# Requirement:
From the entries below, say how many lines carry the word "true", and give nothing but the number.

# Extracted records:
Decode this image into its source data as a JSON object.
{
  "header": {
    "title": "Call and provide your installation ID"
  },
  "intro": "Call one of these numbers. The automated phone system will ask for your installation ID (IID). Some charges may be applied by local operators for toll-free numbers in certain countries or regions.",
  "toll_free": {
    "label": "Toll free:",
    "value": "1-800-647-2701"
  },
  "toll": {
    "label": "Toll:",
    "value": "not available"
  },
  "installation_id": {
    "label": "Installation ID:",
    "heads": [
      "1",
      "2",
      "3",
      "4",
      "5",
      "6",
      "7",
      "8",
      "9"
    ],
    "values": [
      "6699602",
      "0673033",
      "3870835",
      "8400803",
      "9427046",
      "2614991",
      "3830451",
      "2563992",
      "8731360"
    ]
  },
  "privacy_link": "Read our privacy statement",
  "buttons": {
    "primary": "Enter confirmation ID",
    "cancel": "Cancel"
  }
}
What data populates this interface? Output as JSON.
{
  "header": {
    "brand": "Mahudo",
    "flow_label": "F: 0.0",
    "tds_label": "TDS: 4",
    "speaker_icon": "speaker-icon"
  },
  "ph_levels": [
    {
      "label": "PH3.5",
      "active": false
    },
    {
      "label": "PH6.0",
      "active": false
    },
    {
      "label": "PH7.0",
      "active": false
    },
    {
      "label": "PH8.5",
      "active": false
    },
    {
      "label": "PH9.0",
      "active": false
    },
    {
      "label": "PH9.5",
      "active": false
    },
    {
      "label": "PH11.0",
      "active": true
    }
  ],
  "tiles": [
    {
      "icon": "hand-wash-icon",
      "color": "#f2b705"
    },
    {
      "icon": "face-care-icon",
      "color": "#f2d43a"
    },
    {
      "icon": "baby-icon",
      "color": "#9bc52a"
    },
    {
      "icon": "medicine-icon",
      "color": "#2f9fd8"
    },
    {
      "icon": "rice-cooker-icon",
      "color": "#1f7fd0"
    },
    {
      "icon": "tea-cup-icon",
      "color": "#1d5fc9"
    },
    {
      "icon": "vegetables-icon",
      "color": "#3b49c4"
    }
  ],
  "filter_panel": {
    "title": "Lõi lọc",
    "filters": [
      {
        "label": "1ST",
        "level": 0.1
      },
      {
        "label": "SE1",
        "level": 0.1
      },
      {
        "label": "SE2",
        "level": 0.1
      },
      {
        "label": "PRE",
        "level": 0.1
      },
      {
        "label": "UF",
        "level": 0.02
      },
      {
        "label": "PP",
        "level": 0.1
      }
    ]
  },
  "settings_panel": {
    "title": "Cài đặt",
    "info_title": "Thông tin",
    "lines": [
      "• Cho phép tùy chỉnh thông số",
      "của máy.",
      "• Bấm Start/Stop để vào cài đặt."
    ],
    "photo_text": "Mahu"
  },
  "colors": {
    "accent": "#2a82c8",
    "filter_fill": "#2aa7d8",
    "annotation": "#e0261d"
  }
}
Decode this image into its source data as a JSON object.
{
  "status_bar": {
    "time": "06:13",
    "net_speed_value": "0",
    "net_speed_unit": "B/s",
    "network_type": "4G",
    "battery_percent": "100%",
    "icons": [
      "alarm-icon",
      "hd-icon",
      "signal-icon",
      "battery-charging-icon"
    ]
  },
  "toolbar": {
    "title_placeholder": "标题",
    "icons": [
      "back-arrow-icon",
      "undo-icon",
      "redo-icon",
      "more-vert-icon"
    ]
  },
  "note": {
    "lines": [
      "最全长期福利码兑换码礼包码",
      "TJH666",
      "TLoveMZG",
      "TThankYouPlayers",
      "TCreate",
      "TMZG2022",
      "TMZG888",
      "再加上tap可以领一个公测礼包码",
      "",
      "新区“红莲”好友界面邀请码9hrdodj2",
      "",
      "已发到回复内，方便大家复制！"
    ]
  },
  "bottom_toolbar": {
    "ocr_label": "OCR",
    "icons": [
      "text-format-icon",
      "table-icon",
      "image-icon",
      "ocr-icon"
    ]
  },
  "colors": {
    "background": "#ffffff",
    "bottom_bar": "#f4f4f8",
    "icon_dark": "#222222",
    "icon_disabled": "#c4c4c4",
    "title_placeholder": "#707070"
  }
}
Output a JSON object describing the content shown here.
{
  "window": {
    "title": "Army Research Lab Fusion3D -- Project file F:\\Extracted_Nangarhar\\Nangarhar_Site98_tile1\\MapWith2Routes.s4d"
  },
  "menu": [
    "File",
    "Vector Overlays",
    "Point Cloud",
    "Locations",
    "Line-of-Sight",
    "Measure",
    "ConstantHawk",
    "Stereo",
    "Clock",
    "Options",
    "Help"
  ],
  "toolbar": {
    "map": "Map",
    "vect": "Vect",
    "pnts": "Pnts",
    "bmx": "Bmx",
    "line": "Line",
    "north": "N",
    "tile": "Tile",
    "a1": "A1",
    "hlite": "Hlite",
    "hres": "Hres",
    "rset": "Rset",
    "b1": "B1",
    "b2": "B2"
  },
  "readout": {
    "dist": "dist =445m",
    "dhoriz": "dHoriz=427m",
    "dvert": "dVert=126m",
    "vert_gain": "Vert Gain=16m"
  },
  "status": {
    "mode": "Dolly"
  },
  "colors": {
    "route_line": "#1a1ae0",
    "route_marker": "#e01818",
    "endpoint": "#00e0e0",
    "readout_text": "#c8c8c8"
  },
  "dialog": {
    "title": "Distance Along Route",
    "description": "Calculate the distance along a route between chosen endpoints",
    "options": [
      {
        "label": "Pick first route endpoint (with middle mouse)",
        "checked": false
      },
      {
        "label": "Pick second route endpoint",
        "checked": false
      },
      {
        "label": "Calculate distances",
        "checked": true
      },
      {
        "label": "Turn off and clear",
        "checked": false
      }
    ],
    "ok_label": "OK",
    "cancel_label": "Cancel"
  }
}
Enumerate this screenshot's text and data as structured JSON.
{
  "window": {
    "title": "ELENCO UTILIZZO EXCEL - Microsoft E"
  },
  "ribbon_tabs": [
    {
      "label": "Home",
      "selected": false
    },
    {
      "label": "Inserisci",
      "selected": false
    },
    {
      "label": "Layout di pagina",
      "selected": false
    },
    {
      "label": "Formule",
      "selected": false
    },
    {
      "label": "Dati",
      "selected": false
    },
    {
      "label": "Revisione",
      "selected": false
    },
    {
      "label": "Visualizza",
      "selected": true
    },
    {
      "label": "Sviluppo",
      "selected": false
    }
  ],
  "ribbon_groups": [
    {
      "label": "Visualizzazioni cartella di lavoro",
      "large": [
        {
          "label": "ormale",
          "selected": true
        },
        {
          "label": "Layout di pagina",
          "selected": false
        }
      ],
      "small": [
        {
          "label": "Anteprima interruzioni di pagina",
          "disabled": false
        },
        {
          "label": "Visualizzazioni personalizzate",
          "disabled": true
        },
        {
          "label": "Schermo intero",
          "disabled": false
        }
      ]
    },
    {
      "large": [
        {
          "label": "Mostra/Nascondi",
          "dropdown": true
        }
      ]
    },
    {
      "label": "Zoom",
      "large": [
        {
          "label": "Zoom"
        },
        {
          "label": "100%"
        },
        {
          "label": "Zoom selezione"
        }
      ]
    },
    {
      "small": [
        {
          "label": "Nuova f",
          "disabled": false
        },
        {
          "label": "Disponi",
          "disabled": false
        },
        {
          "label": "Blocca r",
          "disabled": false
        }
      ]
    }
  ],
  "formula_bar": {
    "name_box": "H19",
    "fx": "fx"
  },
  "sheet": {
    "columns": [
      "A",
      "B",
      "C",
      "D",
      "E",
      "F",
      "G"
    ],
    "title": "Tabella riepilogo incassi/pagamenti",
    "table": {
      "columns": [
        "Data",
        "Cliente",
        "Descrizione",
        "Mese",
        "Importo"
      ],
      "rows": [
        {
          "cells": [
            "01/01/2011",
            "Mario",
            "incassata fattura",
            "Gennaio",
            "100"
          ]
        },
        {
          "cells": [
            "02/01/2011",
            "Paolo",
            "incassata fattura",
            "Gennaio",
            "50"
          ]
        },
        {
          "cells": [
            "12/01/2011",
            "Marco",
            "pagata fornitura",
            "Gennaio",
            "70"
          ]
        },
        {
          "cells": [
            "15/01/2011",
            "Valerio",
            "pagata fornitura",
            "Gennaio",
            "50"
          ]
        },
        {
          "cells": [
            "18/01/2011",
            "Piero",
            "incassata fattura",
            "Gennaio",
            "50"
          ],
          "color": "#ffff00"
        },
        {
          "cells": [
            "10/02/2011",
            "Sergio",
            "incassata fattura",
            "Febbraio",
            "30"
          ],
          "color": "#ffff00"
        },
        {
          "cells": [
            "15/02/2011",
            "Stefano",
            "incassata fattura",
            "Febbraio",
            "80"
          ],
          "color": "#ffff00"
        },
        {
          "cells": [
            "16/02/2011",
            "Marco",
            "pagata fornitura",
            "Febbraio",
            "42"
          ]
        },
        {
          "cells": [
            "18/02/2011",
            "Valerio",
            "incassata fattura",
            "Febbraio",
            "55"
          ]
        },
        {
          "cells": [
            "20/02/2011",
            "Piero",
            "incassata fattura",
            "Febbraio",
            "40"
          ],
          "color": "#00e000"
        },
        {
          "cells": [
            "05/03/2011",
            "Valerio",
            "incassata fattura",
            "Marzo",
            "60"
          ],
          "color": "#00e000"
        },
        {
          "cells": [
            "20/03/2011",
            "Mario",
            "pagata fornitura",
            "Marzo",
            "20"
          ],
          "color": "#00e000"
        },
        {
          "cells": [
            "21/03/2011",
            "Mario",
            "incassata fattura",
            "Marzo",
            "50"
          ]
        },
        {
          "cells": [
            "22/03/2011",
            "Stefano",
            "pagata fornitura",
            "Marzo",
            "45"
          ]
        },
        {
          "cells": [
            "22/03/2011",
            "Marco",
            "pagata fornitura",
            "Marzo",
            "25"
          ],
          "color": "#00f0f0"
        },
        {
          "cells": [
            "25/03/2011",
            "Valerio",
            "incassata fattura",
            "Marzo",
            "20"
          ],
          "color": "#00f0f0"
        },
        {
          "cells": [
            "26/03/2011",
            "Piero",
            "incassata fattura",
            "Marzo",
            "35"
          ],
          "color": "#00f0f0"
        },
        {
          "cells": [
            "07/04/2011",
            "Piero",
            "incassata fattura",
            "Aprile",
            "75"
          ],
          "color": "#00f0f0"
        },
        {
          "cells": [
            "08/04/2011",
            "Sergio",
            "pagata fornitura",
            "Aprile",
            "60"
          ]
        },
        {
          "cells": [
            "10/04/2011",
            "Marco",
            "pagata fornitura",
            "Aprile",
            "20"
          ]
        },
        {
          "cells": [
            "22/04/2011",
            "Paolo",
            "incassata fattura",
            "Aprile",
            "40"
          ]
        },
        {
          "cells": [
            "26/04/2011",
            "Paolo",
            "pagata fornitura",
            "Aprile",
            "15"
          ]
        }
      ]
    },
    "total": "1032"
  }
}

# Output of the task:
6